A common heart drug called a beta blocker was associated with a striking increase in survival for women with ovarian cancer in a study that suggests a possible new strategy for treating a variety of tumors.
Researchers analyzing a database of 1,425 women with the tough-to-treat cancer found those who had taken a certain type of beta blocker lived more than four years longer on average than those who hadn’t been prescribed the drug. The women were taking the medicine to treat high blood pressure or another heart problem, not as part of their cancer treatment.
The study was retrospective, and thus wasn’t randomized, and had other important limitations, researchers said. Further research, which is under way, is necessary to determine whether the findings could be translated into a new treatment for the disease.
“It’s very interesting and very thought-provoking,” said Christina M. Annunziata, clinical director of the women’s malignancies branch of the Center for Cancer Research at the National Institutes of Health. “I don’t think it’s practice-changing quite yet.” Dr. Annunziata, who wasn’t involved in the study, co-authored an editorial accompanying the report, published in Cancer, a journal of the American Cancer Society.
More than 21,000 women in the U.S. will be diagnosed with ovarian cancer this year, the cancer society estimates. More than 14,000 will die from it, making it the fifth most deadly cancer among women. Recurrence rates are high and there have been few advances made beyond standard chemotherapy in some 30 years.
- 47.8 months: Median survival for women taking any beta blocker, a common heart drug, during chemotherapy for ovarian cancer

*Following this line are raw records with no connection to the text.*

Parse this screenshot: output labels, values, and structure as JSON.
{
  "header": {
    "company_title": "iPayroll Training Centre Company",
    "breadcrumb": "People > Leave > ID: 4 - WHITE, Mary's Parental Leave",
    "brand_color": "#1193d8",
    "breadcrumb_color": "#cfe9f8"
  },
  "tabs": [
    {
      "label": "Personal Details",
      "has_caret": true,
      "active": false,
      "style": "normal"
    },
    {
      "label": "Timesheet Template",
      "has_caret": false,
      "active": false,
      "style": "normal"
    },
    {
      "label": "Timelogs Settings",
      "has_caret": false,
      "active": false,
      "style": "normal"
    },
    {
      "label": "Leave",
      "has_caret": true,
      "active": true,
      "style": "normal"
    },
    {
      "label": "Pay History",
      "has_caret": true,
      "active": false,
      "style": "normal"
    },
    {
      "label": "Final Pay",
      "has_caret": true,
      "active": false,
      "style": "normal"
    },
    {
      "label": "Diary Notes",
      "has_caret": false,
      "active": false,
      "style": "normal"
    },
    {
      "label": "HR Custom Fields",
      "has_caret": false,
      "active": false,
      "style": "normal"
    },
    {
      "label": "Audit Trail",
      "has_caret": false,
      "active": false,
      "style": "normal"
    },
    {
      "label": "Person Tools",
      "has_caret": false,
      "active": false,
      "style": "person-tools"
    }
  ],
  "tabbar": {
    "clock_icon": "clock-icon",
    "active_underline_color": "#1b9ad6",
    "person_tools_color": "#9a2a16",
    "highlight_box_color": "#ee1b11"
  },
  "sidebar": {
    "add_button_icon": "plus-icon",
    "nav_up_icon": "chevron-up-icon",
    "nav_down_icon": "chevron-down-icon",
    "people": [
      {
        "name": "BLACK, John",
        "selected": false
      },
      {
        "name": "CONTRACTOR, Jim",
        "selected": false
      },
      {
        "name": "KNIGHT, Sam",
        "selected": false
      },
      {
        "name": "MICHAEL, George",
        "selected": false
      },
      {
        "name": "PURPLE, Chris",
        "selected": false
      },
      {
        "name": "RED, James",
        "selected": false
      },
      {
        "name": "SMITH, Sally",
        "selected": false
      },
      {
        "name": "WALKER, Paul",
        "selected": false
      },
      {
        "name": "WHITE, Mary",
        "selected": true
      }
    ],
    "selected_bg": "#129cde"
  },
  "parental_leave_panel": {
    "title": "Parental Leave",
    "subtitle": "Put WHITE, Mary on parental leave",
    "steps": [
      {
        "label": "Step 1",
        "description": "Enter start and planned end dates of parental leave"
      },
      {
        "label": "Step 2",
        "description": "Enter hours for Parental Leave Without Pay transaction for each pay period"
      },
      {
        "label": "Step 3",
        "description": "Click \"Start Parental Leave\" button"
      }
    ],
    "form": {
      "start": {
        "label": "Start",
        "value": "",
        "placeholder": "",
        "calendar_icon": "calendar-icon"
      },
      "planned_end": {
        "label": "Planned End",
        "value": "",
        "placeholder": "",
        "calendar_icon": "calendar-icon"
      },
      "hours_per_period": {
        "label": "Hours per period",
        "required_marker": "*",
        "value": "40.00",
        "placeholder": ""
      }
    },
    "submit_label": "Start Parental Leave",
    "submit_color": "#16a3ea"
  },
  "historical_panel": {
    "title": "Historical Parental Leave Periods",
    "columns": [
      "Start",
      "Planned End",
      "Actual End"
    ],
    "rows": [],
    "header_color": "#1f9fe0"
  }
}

- 42 months: Median survival for women not taking a beta blocker during chemotherapy
- 94.9 months: Median survival for women taking a nonselective (first generation) beta blocker during chemotherapy

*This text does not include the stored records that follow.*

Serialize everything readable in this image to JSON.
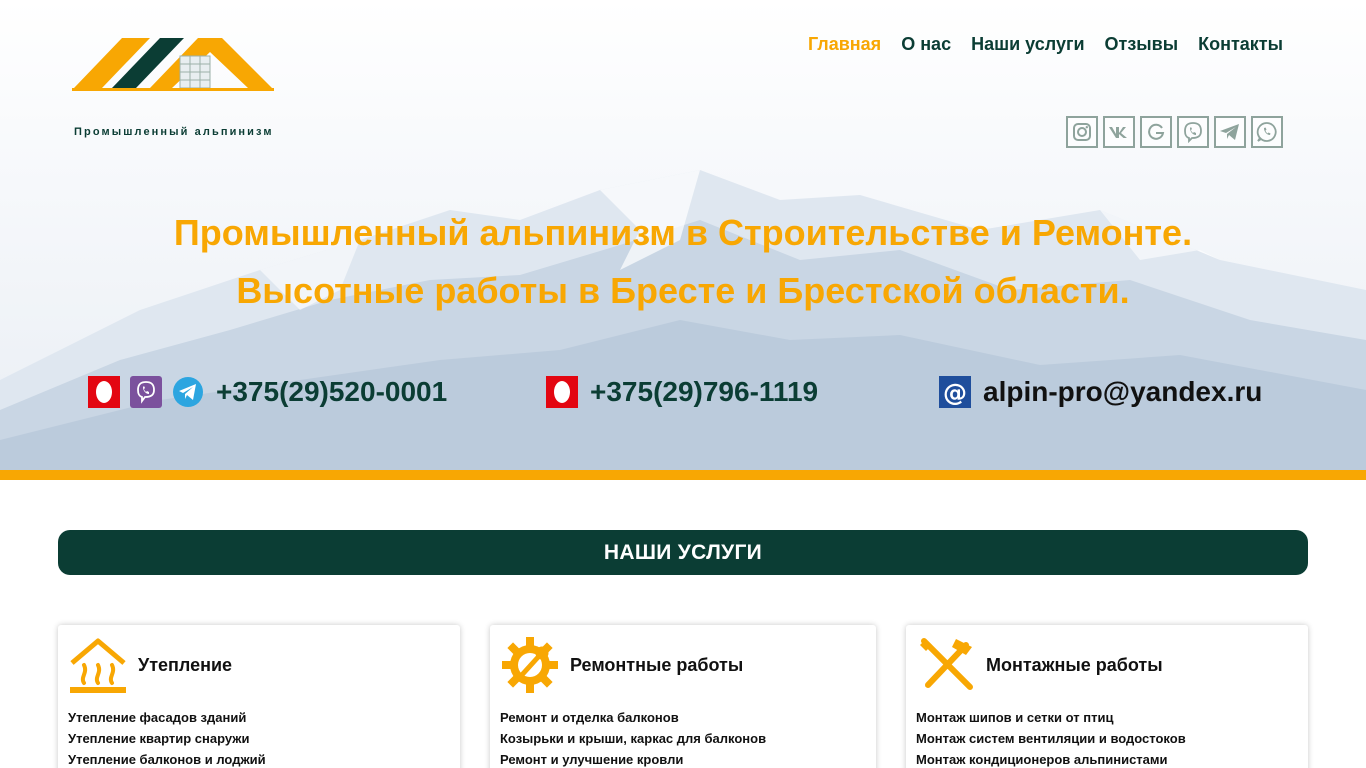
{
  "brand": {
    "tagline": "Промышленный альпинизм"
  },
  "nav": {
    "items": [
      {
        "label": "Главная",
        "active": true
      },
      {
        "label": "О нас",
        "active": false
      },
      {
        "label": "Наши услуги",
        "active": false
      },
      {
        "label": "Отзывы",
        "active": false
      },
      {
        "label": "Контакты",
        "active": false
      }
    ]
  },
  "social": [
    "instagram-icon",
    "vk-icon",
    "google-icon",
    "viber-icon",
    "telegram-icon",
    "whatsapp-icon"
  ],
  "hero": {
    "headline_1": "Промышленный альпинизм в Строительстве и Ремонте.",
    "headline_2": "Высотные работы в Бресте и Брестской области."
  },
  "contacts": {
    "phone_1": "+375(29)520-0001",
    "phone_2": "+375(29)796-1119",
    "email": "alpin-pro@yandex.ru"
  },
  "services": {
    "heading": "НАШИ УСЛУГИ",
    "cards": [
      {
        "title": "Утепление",
        "icon": "insulation-icon",
        "items": [
          "Утепление фасадов зданий",
          "Утепление квартир снаружи",
          "Утепление балконов и лоджий"
        ]
      },
      {
        "title": "Ремонтные работы",
        "icon": "repair-gear-icon",
        "items": [
          "Ремонт и отделка балконов",
          "Козырьки и крыши, каркас для балконов",
          "Ремонт и улучшение кровли"
        ]
      },
      {
        "title": "Монтажные работы",
        "icon": "tools-icon",
        "items": [
          "Монтаж шипов и сетки от птиц",
          "Монтаж систем вентиляции и водостоков",
          "Монтаж кондиционеров альпинистами"
        ]
      }
    ]
  },
  "colors": {
    "accent": "#f8a703",
    "dark_green": "#0b3d34"
  }
}
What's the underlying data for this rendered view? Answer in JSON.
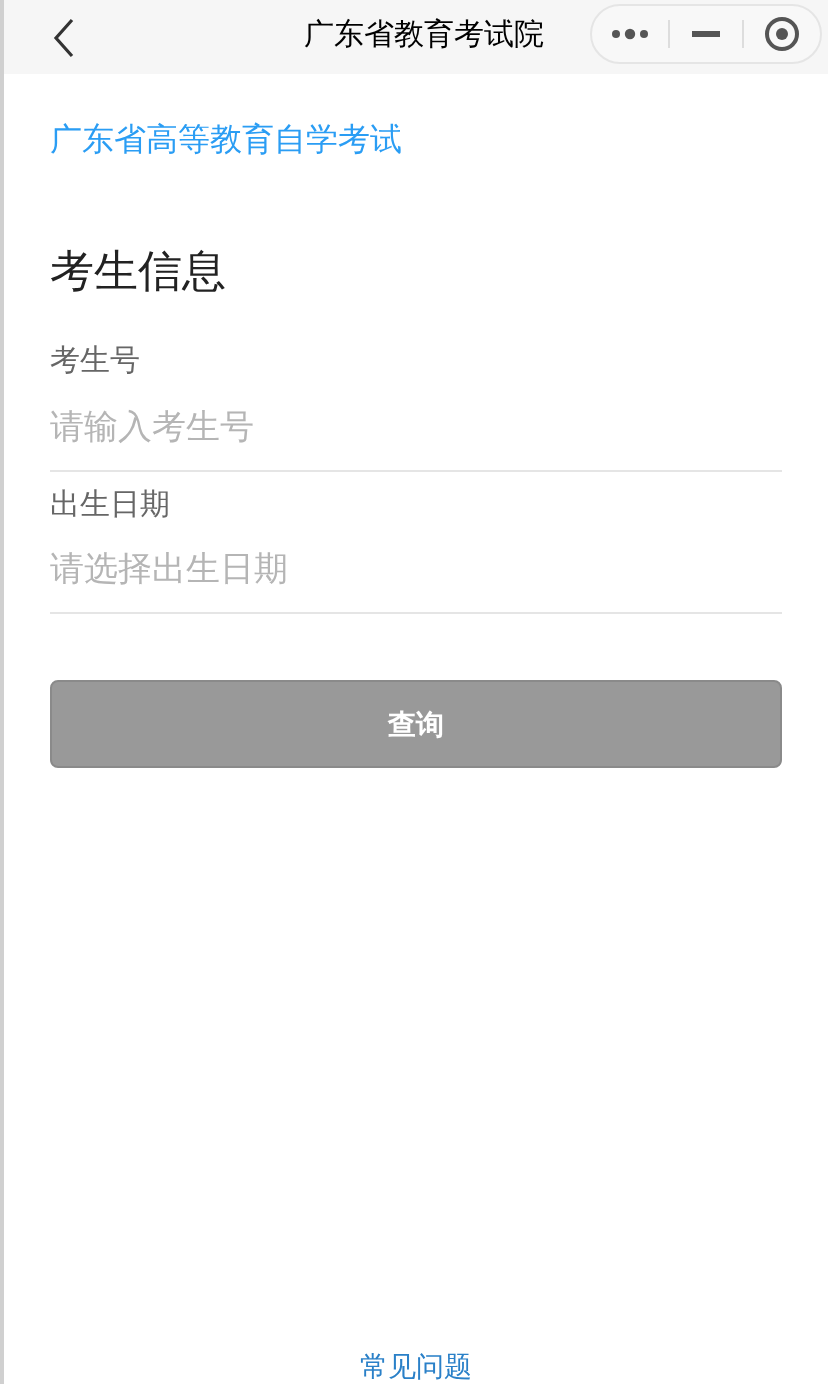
{
  "nav_bar": {
    "title": "广东省教育考试院"
  },
  "link": "广东省高等教育自学考试",
  "section_title": "考生信息",
  "fields": [
    {
      "label": "考生号",
      "placeholder": "请输入考生号"
    },
    {
      "label": "出生日期",
      "placeholder": "请选择出生日期"
    }
  ],
  "submit_button": {
    "label": "查询",
    "disabled": true
  },
  "footer_link": "常见问题"
}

- 38 months: Median survival for women taking a selective (second generation) beta blocker during chemotherapy
Source: the journal Cancer
Dr. Annunziata and the study authors cautioned that beta blockers have side effects and more research is needed to see if the drugs’ benefits outweigh risks for cancer patients.
In recent years, studies have shown that chronic stress promotes the growth and spread of ovarian and other cancers. One way is by stimulating so-called fight-or-flight hormones such as adrenaline and norepinephrine, said Anil Sood, professor of gynecologic oncology and cancer biology at the University of Texas MD Anderson Cancer Center in Houston and senior author of the new report. Beta blockers can mitigate stress but previous studies that looked at their effect on ovarian cancer have been mixed.
Beta blockers come in different versions. Mouse and test-tube studies have shown that so-called nonselective beta blockers inhibit molecular pathways that promote tumor growth. Selective versions, designed to minimize side effects for heart patients, are less effective in hitting such targets. Dr. Sood and his colleagues wondered if the same effect would be found in people.
The 1,425 patients in the study were treated at four different institutions between 2000 and 2010; 268 had been treated with beta blockers, including 75 given a nonselective version, while they were on chemotherapy. The researchers found that median survival for those treated with any blocker was 47.8 months, compared with 42 months for those not taking the medicines.
But difference between those taking a nonselective beta blocker—propranolol in essentially all cases—and those taking a selective version was much more dramatic: 94.9 months versus 38 months.
“We would have predicted that there would be some difference but we were surprised to see the magnitude of difference that was coming up here,” Dr. Sood said.
Still, it would “require prospective studies to feel really good that there is a significant benefit,” Dr. Sood said. The study didn’t show what dose might be effective or how long patients were on the drugs, for instance, or what biological markers might help predict which patients would benefit.
“This is not something that people should rush out and start taking,” Dr. Annunziata said. “There are so many side effects of these drugs especially if you don’t have high blood pressure.” For instance, people with a history of asthma would be at risk for serious side effects with a nonselective beta blocker.
Since essentially all beta blockers, including propranolol, are generic, drug companies aren’t likely to sponsor the large prospective study that would likely be necessary to determine any role beta blockers might have in cancer. Grants would be required, Dr. Sood said. But other research has suggested that stress may similarly affect colon, lung and prostate cancers.
Write to Ron Winslow at firstname.lastname@example.org